::: Material shown :::

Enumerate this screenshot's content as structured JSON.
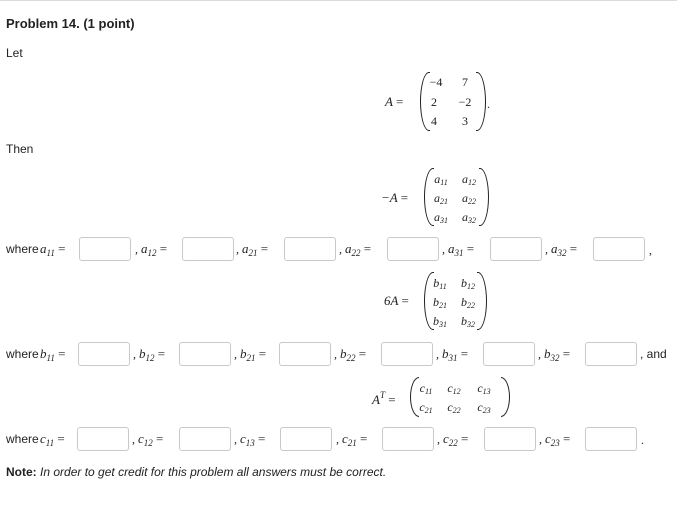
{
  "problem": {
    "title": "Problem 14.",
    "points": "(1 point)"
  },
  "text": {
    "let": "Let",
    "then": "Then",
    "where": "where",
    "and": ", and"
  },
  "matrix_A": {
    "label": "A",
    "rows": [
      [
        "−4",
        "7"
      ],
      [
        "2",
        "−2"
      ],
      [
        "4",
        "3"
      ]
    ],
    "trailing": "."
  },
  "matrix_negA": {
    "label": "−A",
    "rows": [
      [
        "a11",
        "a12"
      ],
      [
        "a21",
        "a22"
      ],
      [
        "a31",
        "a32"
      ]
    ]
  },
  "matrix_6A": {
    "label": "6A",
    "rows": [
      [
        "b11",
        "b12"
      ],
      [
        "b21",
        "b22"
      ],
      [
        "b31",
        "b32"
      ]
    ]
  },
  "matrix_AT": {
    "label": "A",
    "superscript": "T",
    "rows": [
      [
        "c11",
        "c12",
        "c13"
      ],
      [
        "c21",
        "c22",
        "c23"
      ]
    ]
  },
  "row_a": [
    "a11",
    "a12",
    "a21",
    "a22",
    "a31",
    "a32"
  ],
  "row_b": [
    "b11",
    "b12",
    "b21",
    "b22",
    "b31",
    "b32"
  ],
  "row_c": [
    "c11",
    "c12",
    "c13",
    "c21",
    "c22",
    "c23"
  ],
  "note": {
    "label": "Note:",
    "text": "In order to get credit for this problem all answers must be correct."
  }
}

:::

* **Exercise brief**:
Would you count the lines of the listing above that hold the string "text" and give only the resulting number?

* **Answer space**:
2